With patients' permission and consent, it would also be possible to film parts of the procedure in progress including the functioning of the Robotics System seen from the operating area, the movement of the catheter seen from X-ray / fluoroscopic images and electrical signals obtained during the procedure. It would also be possible, with patients' permission to film the difference in how the doctor would perform the EPS procedures with the Robotics system and without the Robotics system.

Access to images: Catheter Robotics Inc. is the manufacturer. Their website http://catheterrobotics.com/ has some images and a Flash movie describing the system.

Dot Medical is the UK distributor of the system http://www.dot-medical.com/

Image of Dr Ng available from pressoffice@le.ac.uk

Remember to cite University of Leicester and Glenfield Hospital in any report.

University of Leicester

Related Catheter Articles from Brightsurf:

Catheter ablation linked to reduced risk of dementia in patients with atrial fibrillation
People with atrial fibrillation have a reduced risk of dementia if they undergo a procedure called catheter ablation to restore the normal rhythm of their heart, according to a new study published in the European Heart Journal that analyses over 27,000 patients with newly diagnosed atrial fibrillation out of a population of nearly a million people.

New female external catheter technology reduces CAUTI by 50%
Hospital-wide introduction of new female external catheter technology halved the number of catheter-associated urinary tract infections (CAUTIs) according to new research presented last week in Philadelphia at the 46th Annual Conference of the Association for Professionals in Infection Control and Epidemiology (APIC).

Catheter ablation reduces dementia risk in A-Fib, heart disease patients more than medications
Study finds that performing catheter ablations on patients who suffer from both atrial fibrillation and carotid arterial disease reduces their risk of dementia and stroke compared to managing their care with medications.

Germ-fighting catheter coating may help prevent infections
In an innovation that may ultimately help to prevent deadly bloodstream infections, a team of biomedical engineers and infectious disease specialists at Brown University developed a coating to keep intravascular catheters from becoming a haven for harmful bacteria.

Annals of Internal Medicine embargoed news; Catheter ablation superior to standard drug
A meta-analysis of randomized controlled trials found that catheter ablation was superior to conventional drug therapy alone for patients with atrial fibrillation and heart failure.

Experts strongly recommend catheter based closure for 'hole in the heart' patients
A catheter based procedure to close a type of 'hole in the heart' followed by antiplatelet drugs (e.g. aspirin) should be recommended for patients under 60 years old, who have also had a stroke, say a panel of experts in The BMJ today.

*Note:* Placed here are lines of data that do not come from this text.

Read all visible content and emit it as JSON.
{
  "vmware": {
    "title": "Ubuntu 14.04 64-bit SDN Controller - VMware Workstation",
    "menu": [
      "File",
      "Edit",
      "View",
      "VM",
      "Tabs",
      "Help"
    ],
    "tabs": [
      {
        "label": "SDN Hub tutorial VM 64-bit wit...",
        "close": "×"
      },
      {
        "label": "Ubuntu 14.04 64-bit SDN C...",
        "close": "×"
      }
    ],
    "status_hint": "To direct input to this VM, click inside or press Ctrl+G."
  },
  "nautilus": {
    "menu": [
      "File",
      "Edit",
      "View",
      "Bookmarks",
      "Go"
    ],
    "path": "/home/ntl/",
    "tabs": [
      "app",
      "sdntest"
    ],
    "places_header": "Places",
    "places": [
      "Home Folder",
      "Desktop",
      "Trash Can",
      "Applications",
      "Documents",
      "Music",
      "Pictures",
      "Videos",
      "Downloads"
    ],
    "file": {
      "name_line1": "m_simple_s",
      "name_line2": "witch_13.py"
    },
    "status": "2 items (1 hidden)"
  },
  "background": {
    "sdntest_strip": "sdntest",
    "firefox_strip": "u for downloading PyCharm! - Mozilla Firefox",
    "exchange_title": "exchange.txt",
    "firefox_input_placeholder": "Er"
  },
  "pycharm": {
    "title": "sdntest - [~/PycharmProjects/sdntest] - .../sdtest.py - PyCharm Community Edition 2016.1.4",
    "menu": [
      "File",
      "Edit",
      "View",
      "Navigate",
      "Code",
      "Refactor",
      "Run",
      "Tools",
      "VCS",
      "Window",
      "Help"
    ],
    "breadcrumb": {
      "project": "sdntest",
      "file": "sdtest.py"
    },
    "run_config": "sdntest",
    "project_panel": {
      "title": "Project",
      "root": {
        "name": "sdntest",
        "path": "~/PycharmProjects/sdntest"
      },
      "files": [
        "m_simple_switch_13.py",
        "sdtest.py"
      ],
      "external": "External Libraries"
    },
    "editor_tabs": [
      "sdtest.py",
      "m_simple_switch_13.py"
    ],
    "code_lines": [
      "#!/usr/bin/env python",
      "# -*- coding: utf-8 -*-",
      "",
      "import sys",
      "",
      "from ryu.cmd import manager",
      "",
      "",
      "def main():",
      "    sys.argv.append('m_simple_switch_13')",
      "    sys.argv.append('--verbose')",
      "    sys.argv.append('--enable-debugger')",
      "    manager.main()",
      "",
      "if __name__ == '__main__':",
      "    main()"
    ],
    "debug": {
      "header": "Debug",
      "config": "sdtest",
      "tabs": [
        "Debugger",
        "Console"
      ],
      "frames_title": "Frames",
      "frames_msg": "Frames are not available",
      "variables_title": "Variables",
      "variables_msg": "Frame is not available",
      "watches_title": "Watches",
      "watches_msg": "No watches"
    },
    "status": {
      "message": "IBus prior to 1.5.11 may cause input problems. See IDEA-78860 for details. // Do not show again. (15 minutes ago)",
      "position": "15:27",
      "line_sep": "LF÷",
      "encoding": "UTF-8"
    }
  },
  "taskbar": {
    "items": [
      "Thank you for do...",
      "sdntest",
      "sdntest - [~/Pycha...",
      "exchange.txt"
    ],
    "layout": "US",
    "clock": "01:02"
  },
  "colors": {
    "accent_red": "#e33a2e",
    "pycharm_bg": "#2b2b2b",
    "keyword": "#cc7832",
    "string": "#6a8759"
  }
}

Foleys aren't fun: Patient study shows catheter risks
A new study puts large-scale evidence behind what many hospital patients already know: Having a urinary catheter may help empty the bladder, but it can hurt, lead to urinary tract infections, or cause other issues in the hospital and beyond.

Catheter ablation better than pharmacological atrial fibrillation therapies
A new study revealed patients receiving radiofrequency catheter ablation compared to traditional drug therapies for atrial fibrillation (AF), a contributing factor to heart failure, had significantly lower hospitalization and mortality rates.

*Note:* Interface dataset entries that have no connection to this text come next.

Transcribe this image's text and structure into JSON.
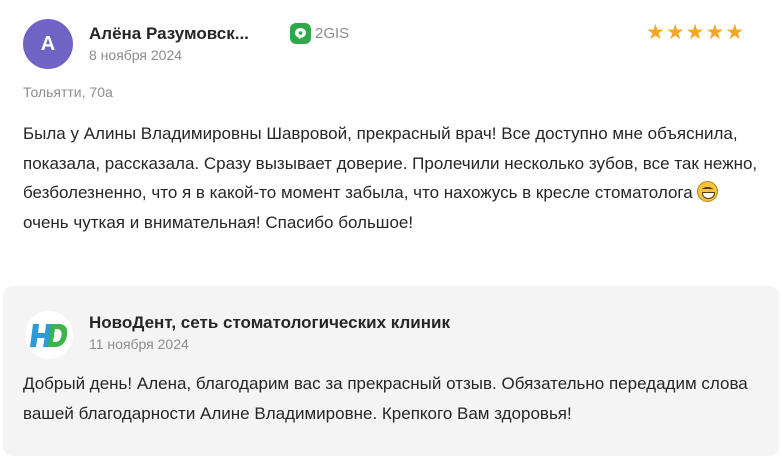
{
  "review": {
    "avatar_letter": "А",
    "author": "Алёна Разумовск...",
    "date": "8 ноября 2024",
    "source": {
      "label": "2GIS",
      "icon": "2gis-logo-icon",
      "color": "#2ea84a"
    },
    "rating": 5,
    "stars": [
      "★",
      "★",
      "★",
      "★",
      "★"
    ],
    "location": "Тольятти, 70а",
    "text_before_emoji": "Была у Алины Владимировны Шавровой, прекрасный врач! Все доступно мне объяснила, показала, рассказала. Сразу вызывает доверие. Пролечили несколько зубов, все так нежно, безболезненно, что я в какой-то момент забыла, что нахожусь в кресле стоматолога ",
    "emoji": "grinning-face-icon",
    "text_after_emoji": " очень чуткая и внимательная! Спасибо большое!"
  },
  "reply": {
    "author": "НовоДент, сеть стоматологических клиник",
    "date": "11 ноября 2024",
    "logo": "novodent-logo-icon",
    "text": "Добрый день! Алена, благодарим вас за прекрасный отзыв. Обязательно передадим слова вашей благодарности Алине Владимировне. Крепкого Вам здоровья!"
  },
  "colors": {
    "avatar": "#6f64c4",
    "star": "#f5a623",
    "secondary_text": "#8c8c8c",
    "reply_background": "#f4f4f4"
  }
}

A self-propelled catheter with earthworm-like peristaltic motion
A research team of Toho University and Tokyo Institute of Technology has developed a mechanism of a self-propelled catheter capable of generating peristaltic motion just like an earthworm by applying pneumatic pressure inside only one tube.

New cardiac catheter combines light and ultrasound to measure plaques
Biomedical engineers at UC Davis have combined intravascular ultrasound with fluorescence lifetime imaging in a single catheter probe that can image the tiny arteries of a living heart.

Read More: Catheter News and Catheter Current Events
Brightsurf.com is a participant in the Amazon Services LLC Associates Program, an affiliate advertising program designed to provide a means for sites to earn advertising fees by advertising and linking to Amazon.com.